At a rare free concert in Los Angeles on Monday night, John told the audience that it's time to turn over the spotlight to younger artists, even as he prepares to release his 30th solo studio album "The Diving Board."
"I (my music) don't play on the radio. It's other people's turn. But at my age, I can do what I want," the British singer-songwriter, clad in his usual long glittering coat, said on Monday during a question-and-answer session between concert segments at the University of Southern California.
Despite the loud and energetic performance that included popular 1970s hits "Tiny Dancer" and "Levon," John's age was a prominent theme of the evening, and he opened the show with the number, "Sixty Years On."
John, who studied music for six years at London's Royal Academy of Music after winning a scholarship at age 11, told the audience, many of whom were music students, that he puts special emphasis on the youth.
"Listen to everything. Don't be dismissive," instructed John, who said he dropped out of music school to pursue rock because his fingers were like "cocktail sausages" and not long enough for a career in classical music.
"I pay tribute to the young. I have faith in the young and I love listening to new music," he added.
John, who underwent surgery this summer for appendicitis, raved about young artists like 16-year-old New Zealand singer-songwriter Lorde and described working in the studio with rappers Eminem and Kanye West as inspirational.

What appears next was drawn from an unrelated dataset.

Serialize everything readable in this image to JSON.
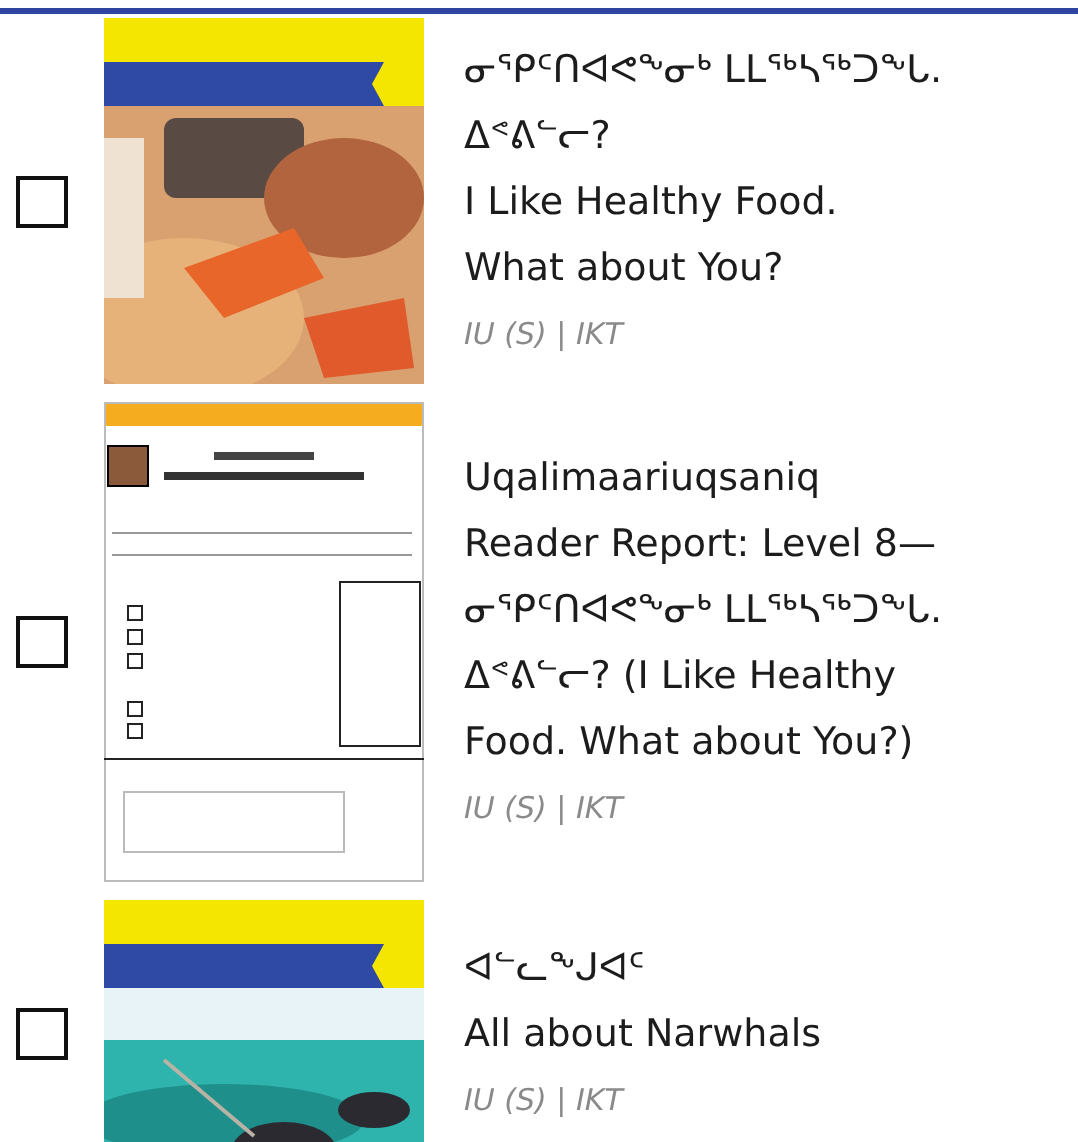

'COASTING IN DANGEROUS'
"If you want to coast and play 'Bennie and the Jets,' you might as well, just (expletive) off. Coasting is dangerous," he said, referring to himself and his need to constantly try new approaches and to listen to the new music of the day.
He described the album as more mature and reflective than his earlier work.
"This is an album by a 66-year-old man," he said, noting it was not an album he would have put out in his 20s, when he wrote songs like "Rocket Man."
John is also set to make his Emmys debut this Sunday with a tribute to Liberace as part of the annual television awards show. The HBO biopic of the late pianist, "Behind the Candelabra," starring Michael Douglas and Matt Damon, vies for 15 awards.
After playing his new songs, John dove back into some oldies but goodies like "The Bitch Is Back," "Bennie and the Jets," and "Goodbye Yellow Brick Road."
For an encore, he waved away his guitarist for a solo performance of "Rocket Man."
For much of the performance, John was backed by his own band and also by the university's student symphony.